The comment was made half in jest, but it wasn’t all that far-fetched. If the media turns away from the game or is forced to do so in the years ahead—unthinkable though it may seem in view of the media glare on cricket at present—the game will soon start to lose its legions of fans. If the national team’s performance continues to be on its current downward spiral and the cricket administration is content to ignore the signs of alarm, the media might willy-nilly be forced to turn to other viable pastures. Dwindling fan passion will mean dwindling media attention, which in turn will imply tepid sponsor and advertiser interest in the days to come.
The IPL too will be affected sooner than later. Already in 2011, the IPL television ratings had started showing a downtrend. Misery piled up over the past seven months in the form of seven straight overseas defeats, and the BCCI’s cynical, business-as-usual ways will come to haunt it at some stage.
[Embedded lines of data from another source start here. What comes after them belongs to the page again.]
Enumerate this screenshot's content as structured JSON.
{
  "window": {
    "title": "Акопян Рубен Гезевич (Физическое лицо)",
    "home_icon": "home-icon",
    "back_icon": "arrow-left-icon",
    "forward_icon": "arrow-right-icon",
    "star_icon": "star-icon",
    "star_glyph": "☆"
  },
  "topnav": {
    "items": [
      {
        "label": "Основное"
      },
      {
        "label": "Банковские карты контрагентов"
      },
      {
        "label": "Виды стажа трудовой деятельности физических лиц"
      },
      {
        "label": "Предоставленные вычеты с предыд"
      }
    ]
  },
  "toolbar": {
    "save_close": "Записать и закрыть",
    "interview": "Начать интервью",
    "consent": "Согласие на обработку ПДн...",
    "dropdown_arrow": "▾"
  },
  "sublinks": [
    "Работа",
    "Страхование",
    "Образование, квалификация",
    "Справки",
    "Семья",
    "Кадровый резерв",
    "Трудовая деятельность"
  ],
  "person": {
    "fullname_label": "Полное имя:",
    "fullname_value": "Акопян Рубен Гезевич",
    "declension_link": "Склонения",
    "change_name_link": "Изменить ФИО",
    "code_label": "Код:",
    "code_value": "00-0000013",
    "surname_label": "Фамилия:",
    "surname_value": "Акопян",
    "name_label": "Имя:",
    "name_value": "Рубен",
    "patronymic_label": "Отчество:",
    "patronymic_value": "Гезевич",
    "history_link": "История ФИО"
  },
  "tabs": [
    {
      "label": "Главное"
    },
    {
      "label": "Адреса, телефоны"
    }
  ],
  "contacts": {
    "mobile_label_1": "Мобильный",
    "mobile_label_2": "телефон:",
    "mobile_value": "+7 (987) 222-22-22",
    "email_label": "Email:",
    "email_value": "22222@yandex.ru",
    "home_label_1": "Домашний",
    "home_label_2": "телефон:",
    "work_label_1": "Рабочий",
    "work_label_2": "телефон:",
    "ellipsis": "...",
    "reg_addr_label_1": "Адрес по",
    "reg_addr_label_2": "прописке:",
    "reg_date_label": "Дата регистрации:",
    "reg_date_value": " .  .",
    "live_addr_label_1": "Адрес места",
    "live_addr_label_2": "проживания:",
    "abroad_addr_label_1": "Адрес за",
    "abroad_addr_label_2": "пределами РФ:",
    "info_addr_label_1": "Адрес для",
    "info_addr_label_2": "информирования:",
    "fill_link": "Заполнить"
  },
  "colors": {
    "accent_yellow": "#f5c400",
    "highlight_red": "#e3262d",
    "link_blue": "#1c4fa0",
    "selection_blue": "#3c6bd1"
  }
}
Quite aside from the issue of fan following, which is not always the most discerning, is the BCCI content in driving the game towards a future where the national side might excel in the flat-track shorter formats while being suspect in the more rigorous, more demanding Tests? When was the last time India produced a top Test cricketer? How long will we continue to pay our way to IPL matches knowing that soon after these inconsequential slugfests are over, India will once again stand exposed against quality Test teams like England, South Africa and Australia? Why can’t the BCCI encourage MS Dhoni to do a Michael Clarke and for a change skip the Champions League? Clarke decided to stay away from the League and offered simply this by way of a reason: he wishes to be remembered as a good Test player.
Indian cricket urgently needs a systemic overhaul, and it must start at the top. First, we need a reassessment of our priorities. We should then identify a list of players who will represent India only in Tests. It will be up to the Board to compensate these players for their monetary losses in not playing the IPL or Champions League. We need quality Test players who will not get injured by putting their bodies through hell at the height of the Indian summer. It’s time to start planning for the England tour of India in October-November, for if we start losing at home too, there will be no looking up from there for Indian cricket.